The Scientist

» WHO and microbiology

Most Recent

World Health Organization concludes the events are unlikely to worsen the viral outbreak.

0 Comments

New recommendation from the World Health Organization could affect millions of people across Latin America and the Caribbean.

0 Comments

The World Health Organization now recommends that people who visit areas with Zika virus transmission abstain from or have only protected sex for eight weeks.

0 Comments

image: Students Study Their Own Microbiomes

Students Study Their Own Microbiomes

By | June 1, 2016

Pooping into a petri dish is becoming standard practice as part of some college biology courses.

0 Comments

image: Gut Bacteria for Insect RNAi

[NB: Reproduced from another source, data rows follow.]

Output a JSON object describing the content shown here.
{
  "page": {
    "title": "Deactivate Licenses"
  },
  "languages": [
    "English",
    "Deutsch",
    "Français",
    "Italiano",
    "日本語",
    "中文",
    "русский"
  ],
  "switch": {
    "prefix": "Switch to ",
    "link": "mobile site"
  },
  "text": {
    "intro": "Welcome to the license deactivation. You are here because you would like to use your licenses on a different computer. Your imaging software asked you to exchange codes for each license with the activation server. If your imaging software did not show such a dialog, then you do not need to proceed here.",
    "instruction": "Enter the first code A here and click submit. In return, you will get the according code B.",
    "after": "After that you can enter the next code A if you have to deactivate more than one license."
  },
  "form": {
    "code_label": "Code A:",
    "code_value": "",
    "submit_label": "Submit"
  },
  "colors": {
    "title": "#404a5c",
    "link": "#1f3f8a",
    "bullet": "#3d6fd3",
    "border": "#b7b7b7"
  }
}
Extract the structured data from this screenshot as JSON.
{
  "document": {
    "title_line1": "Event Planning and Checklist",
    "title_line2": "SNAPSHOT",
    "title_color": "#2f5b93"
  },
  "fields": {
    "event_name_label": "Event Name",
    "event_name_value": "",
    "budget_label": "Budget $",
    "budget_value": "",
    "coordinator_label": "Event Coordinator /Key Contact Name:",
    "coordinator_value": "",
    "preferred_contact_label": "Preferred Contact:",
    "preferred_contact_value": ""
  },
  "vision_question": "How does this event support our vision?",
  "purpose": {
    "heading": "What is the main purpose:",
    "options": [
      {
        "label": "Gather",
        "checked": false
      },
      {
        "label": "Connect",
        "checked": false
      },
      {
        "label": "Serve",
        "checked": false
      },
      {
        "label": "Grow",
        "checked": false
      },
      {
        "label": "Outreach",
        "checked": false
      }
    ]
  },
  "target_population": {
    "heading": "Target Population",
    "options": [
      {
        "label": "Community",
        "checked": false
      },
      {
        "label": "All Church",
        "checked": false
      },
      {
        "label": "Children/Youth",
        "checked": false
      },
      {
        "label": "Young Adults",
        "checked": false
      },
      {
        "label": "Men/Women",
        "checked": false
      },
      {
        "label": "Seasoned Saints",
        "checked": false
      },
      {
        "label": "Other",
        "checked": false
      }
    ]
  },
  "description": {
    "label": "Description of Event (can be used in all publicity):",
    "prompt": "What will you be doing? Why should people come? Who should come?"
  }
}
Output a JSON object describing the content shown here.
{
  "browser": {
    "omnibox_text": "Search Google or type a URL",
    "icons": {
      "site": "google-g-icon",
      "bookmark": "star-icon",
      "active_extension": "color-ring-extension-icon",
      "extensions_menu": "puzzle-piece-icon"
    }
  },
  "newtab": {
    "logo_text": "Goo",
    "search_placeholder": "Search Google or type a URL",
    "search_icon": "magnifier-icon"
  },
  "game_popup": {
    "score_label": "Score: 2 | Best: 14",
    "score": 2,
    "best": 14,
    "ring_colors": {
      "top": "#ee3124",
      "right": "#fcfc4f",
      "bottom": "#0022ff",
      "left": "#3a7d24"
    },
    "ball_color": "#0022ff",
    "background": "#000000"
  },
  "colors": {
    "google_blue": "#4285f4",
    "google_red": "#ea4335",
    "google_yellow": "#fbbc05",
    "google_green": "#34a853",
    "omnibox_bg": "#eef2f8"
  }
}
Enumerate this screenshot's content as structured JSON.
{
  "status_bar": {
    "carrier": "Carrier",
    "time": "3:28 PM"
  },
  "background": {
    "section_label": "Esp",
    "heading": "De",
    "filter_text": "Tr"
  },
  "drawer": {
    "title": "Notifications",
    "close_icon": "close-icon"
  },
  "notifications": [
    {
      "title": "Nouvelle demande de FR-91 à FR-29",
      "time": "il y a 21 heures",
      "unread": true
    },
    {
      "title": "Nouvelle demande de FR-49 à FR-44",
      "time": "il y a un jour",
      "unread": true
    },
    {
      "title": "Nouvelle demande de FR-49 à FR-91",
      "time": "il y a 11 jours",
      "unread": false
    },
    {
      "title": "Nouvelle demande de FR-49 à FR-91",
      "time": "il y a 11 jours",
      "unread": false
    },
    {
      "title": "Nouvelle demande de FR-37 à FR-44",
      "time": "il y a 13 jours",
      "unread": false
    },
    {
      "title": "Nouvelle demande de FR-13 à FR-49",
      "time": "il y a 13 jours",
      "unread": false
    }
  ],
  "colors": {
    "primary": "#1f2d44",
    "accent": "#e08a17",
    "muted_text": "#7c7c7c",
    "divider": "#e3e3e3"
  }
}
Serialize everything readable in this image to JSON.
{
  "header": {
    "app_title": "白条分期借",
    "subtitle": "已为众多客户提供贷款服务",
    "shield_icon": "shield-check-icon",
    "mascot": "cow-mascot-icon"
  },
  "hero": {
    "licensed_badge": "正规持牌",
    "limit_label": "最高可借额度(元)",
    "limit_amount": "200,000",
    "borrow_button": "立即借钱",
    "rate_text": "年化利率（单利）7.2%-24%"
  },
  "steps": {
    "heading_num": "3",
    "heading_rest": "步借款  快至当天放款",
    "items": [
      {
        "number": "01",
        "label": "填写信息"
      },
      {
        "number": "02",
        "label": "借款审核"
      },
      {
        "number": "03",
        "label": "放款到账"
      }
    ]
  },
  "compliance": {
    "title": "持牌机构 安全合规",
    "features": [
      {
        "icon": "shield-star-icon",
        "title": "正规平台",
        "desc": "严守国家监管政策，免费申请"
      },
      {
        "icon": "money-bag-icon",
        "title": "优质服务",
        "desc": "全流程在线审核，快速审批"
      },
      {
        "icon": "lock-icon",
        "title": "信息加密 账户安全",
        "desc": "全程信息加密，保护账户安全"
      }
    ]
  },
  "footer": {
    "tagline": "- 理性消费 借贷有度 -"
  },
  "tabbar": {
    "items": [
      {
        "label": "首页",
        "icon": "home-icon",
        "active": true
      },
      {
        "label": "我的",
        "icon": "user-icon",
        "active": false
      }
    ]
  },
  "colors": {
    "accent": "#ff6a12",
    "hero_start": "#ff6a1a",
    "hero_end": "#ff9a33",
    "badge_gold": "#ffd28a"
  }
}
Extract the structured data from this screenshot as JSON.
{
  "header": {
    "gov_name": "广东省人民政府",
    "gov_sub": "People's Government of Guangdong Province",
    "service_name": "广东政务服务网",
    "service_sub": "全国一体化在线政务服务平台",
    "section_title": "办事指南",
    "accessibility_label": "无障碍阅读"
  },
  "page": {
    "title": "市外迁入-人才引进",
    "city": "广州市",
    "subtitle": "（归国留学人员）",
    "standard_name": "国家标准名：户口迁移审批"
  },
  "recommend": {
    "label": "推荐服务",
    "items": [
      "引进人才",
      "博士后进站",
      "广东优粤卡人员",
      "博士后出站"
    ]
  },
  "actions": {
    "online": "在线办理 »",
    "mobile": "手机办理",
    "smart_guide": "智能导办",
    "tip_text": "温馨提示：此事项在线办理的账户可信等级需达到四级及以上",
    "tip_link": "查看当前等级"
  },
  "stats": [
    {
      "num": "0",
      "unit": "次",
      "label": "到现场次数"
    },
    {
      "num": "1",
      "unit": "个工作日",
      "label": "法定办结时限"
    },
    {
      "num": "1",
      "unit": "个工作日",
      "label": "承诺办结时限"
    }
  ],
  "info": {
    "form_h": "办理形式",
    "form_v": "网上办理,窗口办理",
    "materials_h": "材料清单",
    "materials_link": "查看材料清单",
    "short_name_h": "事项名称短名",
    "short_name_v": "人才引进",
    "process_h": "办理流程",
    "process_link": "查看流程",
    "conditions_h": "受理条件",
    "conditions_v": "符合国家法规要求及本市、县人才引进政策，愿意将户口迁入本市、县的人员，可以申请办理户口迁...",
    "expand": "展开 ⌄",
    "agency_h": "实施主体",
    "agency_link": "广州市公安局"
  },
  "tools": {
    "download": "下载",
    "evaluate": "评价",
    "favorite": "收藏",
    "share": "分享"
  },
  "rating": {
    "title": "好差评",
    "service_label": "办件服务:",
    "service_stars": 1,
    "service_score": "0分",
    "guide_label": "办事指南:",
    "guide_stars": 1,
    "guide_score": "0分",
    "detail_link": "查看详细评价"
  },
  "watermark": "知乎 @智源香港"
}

Gut Bacteria for Insect RNAi

By | June 1, 2016

Lacing insect food with microbes encoding double-stranded RNAs can suppress insect gene expression.

0 Comments

image: Antibiotic Affects Cow Dung

Antibiotic Affects Cow Dung

By | May 25, 2016

Researchers assess some of the downstream effects of treating livestock with a broad-spectrum antibiotic.

3 Comments

Post-publication peer review prompts the authors to clarify the ages of mice used in their experiments and share additional data.

0 Comments

image: Zika Update

Zika Update

By | May 13, 2016

US government contemplates public health funding; World Health Organization advises summer Olympics attendees

0 Comments

image: Narrow-Spectrum Antibiotic Could Spare the Microbiome

Narrow-Spectrum Antibiotic Could Spare the Microbiome

By | May 9, 2016

A drug that singles out Staphylococcus aureus leaves gut-dwelling microbiota largely intact, a mouse study shows.

0 Comments

image: Most Gut Microbes Can Be Cultured

Most Gut Microbes Can Be Cultured

By | May 4, 2016

Contrary to the popular thought that many species are “unculturable,” the majority of bacteria known to populate the human gut can be grown in the lab, scientists show.

0 Comments

Popular Now

  1. Broad Wins CRISPR Patent Interference Case
    Daily News Broad Wins CRISPR Patent Interference Case

    The USPTO’s Patent Trial and Appeal Board has ruled in favor of the Broad Institute of MIT and Harvard retaining intellectual property rights covered by its patents for CRISPR gene-editing technology.

  2. Henrietta Lacks’s Family Seeks Compensation
  3. Can Plants Learn to Associate Stimuli with Reward?
  4. Humans Never Stopped Evolving
    Features Humans Never Stopped Evolving

    The emergence of blood abnormalities, an adult ability to digest milk, and changes in our physical appearance point to the continued evolution of the human race.

Business Birmingham